While mortgage credit conditions in the U.S. remain “generally tight,” and applications for purchase mortgages remain “tepid,” according to the Fed, signs of easing continue to emerge, including indications of “a net easing of banks’ credit standards for home-purchase loans to prime customers in the first quarter.”
The Fed’s summary of the nation’s housing market, the market for which most participants in the Fed’s latest meeting noted a “continuing weakness” in activity:
The pace of activity in the housing sector remained soft, as real expenditures for residential investment decreased again in the first quarter. Starts of new single-family homes increased in March. However, permits for single-family homes–which are typically less sensitive to fluctuations in the weather and a better indicator of the underlying pace of construction–remained below their fourth-quarter level and had not shown a sustained improvement since last spring, when mortgage rates began to rise. Sales of both new and existing homes decreased in March of this year, but pending home sales rose.

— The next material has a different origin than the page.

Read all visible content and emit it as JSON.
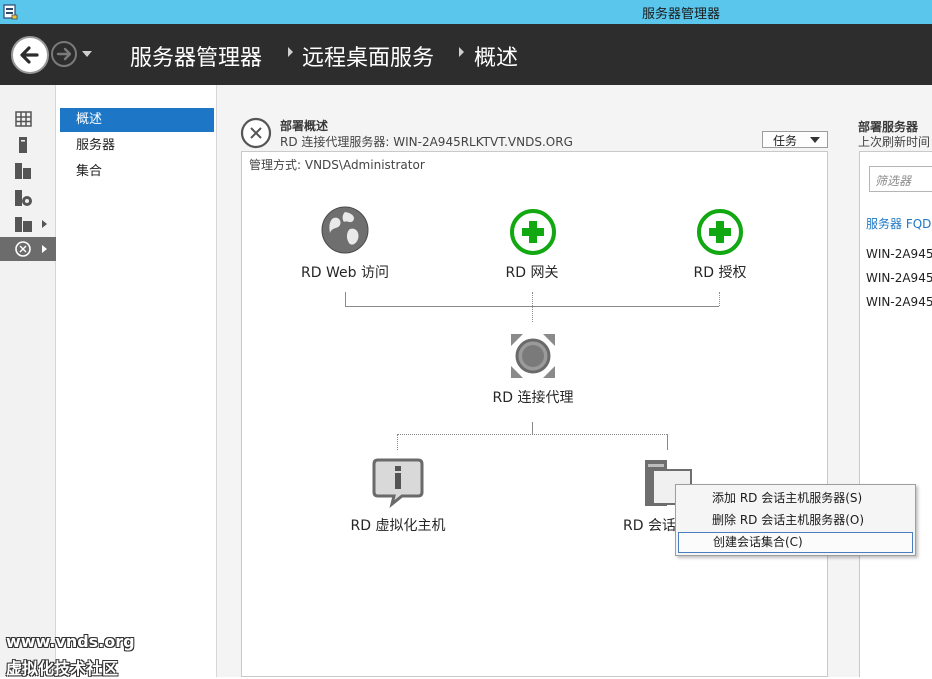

Currently averaging around 4.2 percent, Freddie Mac is forecasting that the average rate for 30-year fixed mortgages will end the year at “around 4.6 percent.” The yield on the 10-year treasury ticked up a few basis points after the Fed’s notes were released, a move which should send mortgage rates up a few basis points over the next week.